9:06 AM… First alcohol sighting of the day on the short walk between the truck and the set. A purported grown man walks the sidewalk between tailgating tents, drinking a Bud Light Lime out of a beer koozie. The mimosas in stadium-style beer cups are saved for a more reasonable hour, around 10:00.
9:25 AM… Paul Finebaum is not popular with Auburn fans. He waits on the secondary stage for an interview with Fowler. He is pelted with boos and the odd insult. He handles it calmly. He has been there before. Coming off stage he notes the booing was so loud he could not hear Fowler’s question in his ear piece, the first time that has happened.
10:15 AM… Charles Barkley makes a brief appearance before heading off to the bus. He exchanges pleasantries with Pollack and Whitfield, as well as former American Idol winner (and Auburn student) Taylor Hicks. (Confession: had to Google him.) Shockingly, Barkley does not feel Auburn, winning out, should miss out on the BCS title game. “Can we really have a championship game without an SEC team?”
It’s not anything specific with the content. It’s just too much. GameDay added an extra hour from 9-12 ET for the 2013 season. No one needs that much pregame hype, even if it is well produced. Far more pleasurable activities breed restlessness and boredom after three hours. This is about the time, at home, I would walk my dog or flip back over to the EPL match. The sun glare becomes noticeable. Minutes seem to both extend and disappear.
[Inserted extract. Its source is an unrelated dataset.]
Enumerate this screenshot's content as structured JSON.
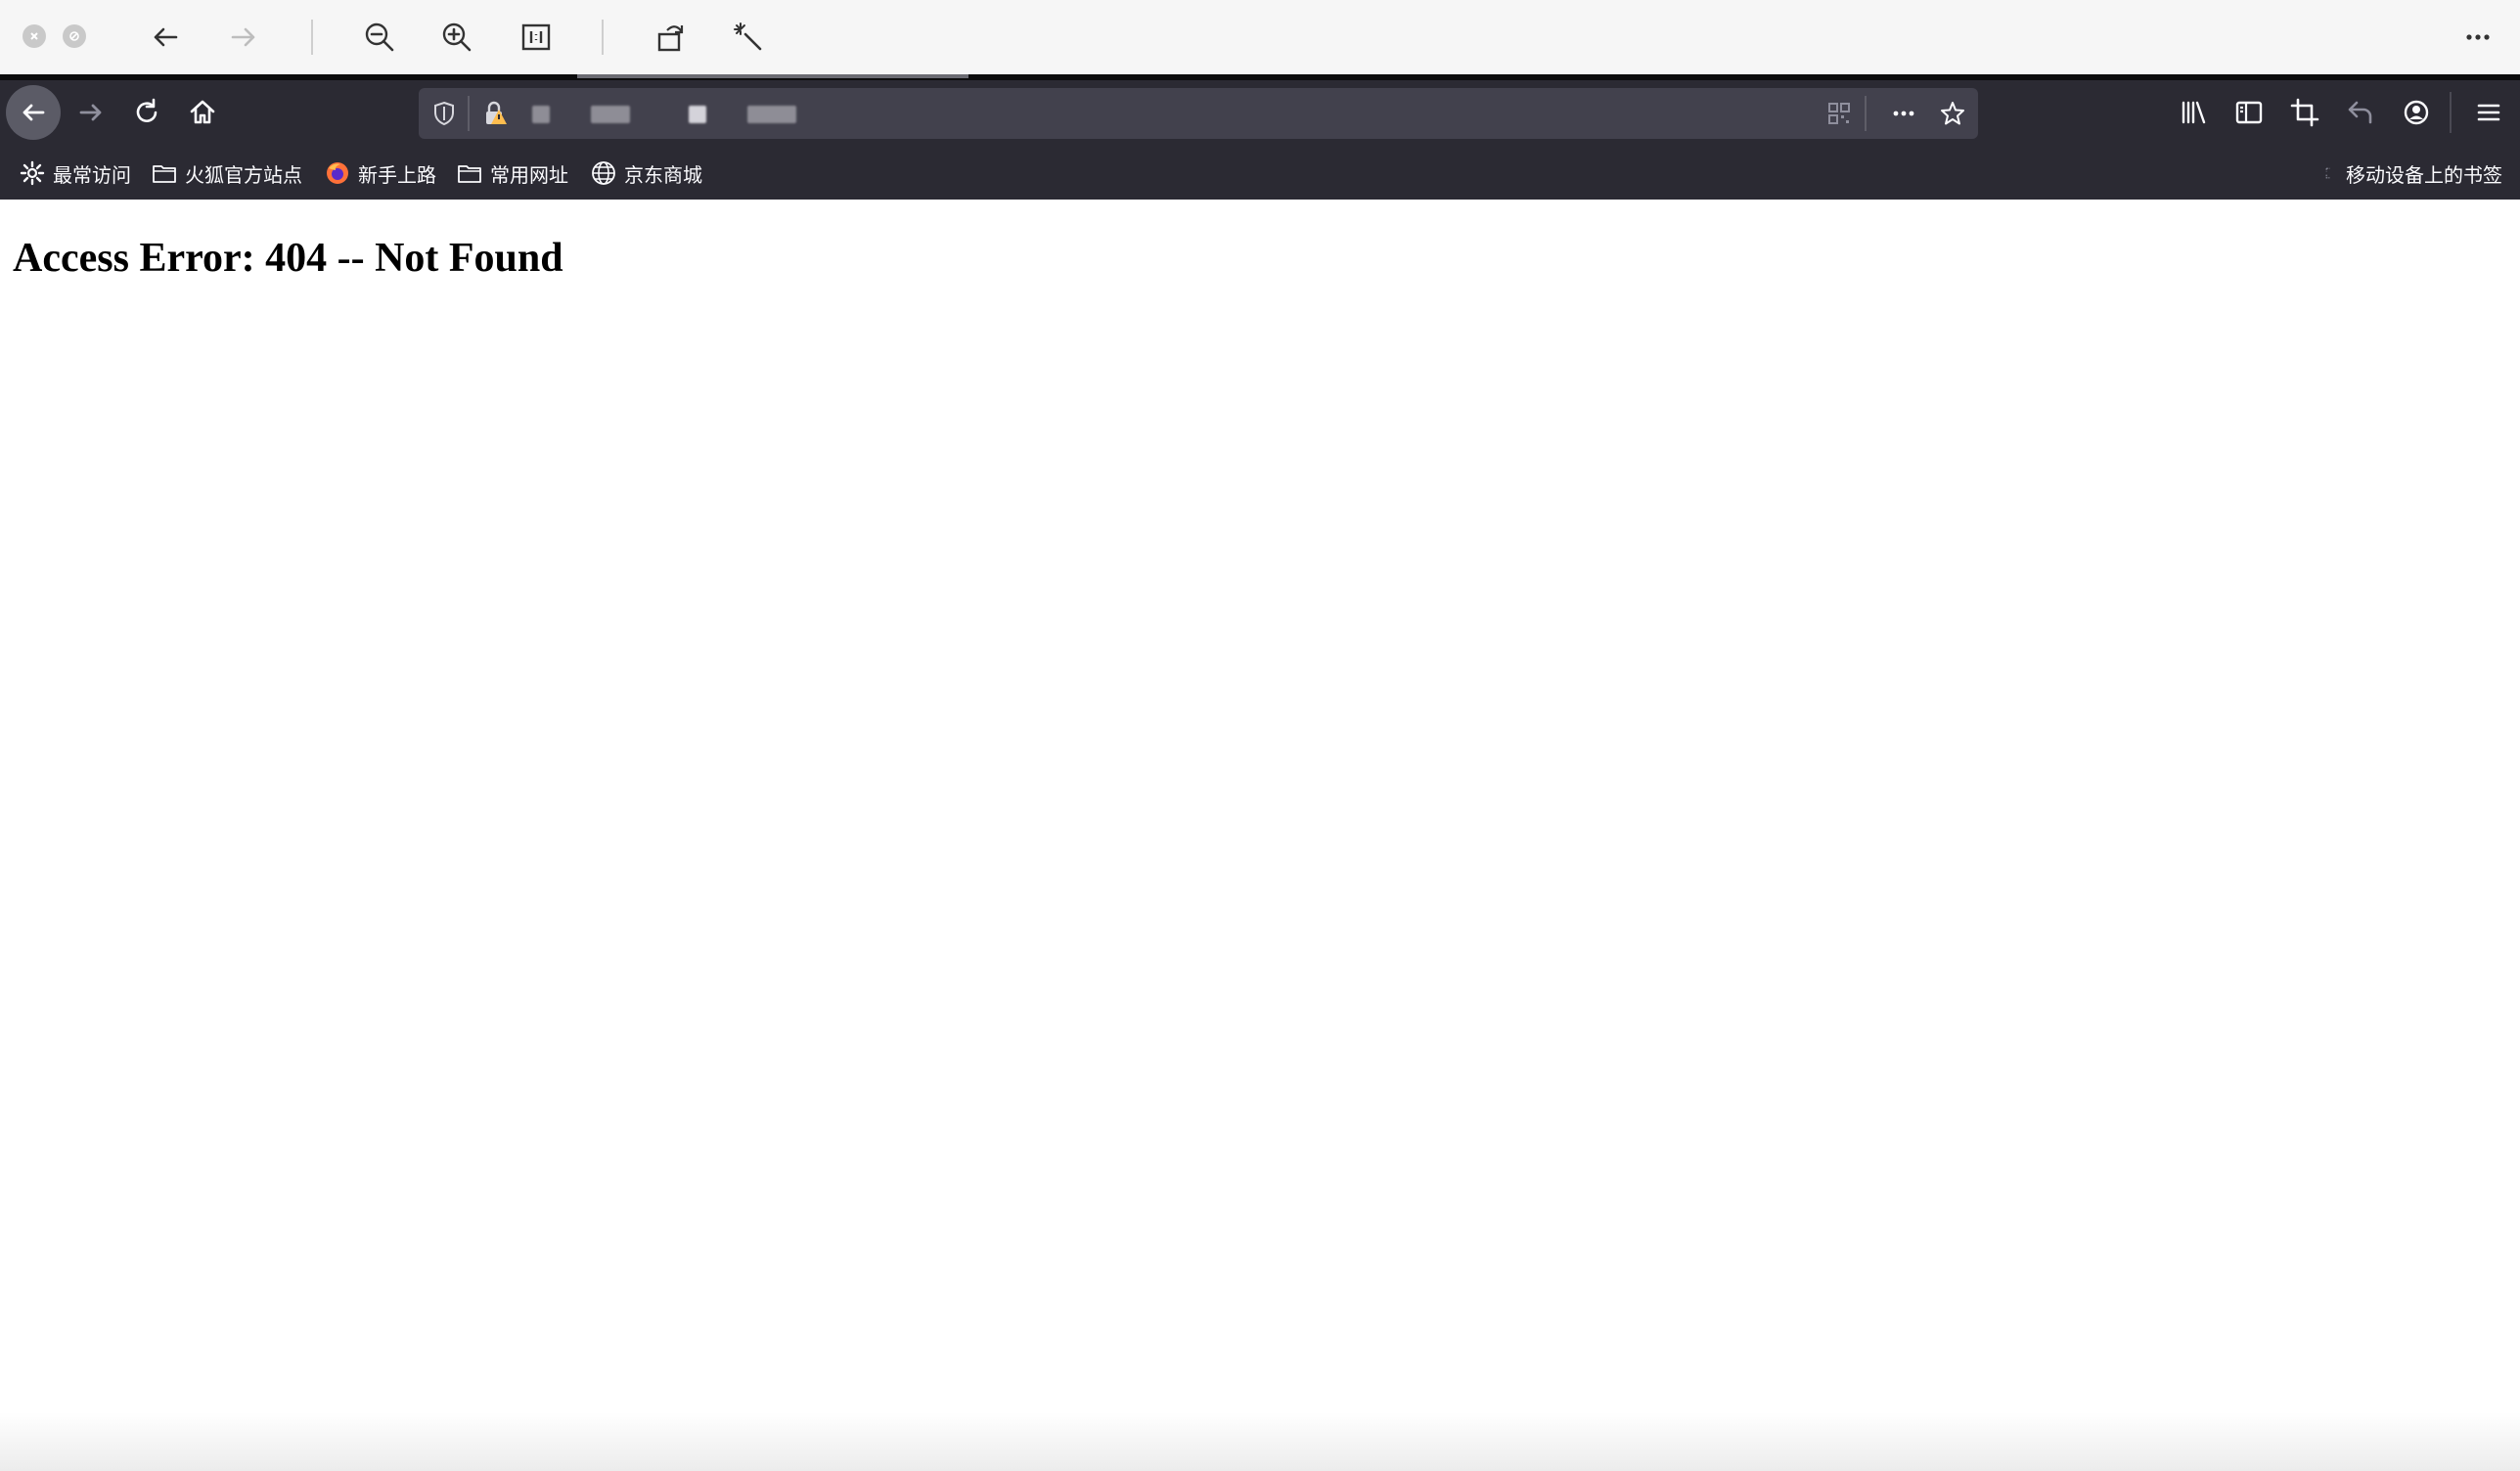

10:55 AM… The energy has returned. Scores of Auburn VIPs crowd the back stage area. Fans have filled in around the periphery. Finebaum has returned from the bus to soak it in. Ponder captures the moment on her camera phone. Joe “Tree” Andreasen, assistant in charge of all things mascot, live animal and weapon-related, is crouched behind the GameDay desk, sheltering an unknown object. Lee Corso, still very much the emotional center of the show, is about to make his pick.
We all know what is coming. Alabama is a double-digit favorite. Vegas prop bets on Corso’s pick are offering a $10 wager to win $0.63. It does not dampen the anticipation a bit. Corso cues Sweet Home Alabama, slips on the mascot head and tries to slap Barkley with the trunk. ROLL TIDE.
[Photos via Phil Ellsworth/ESPN Images]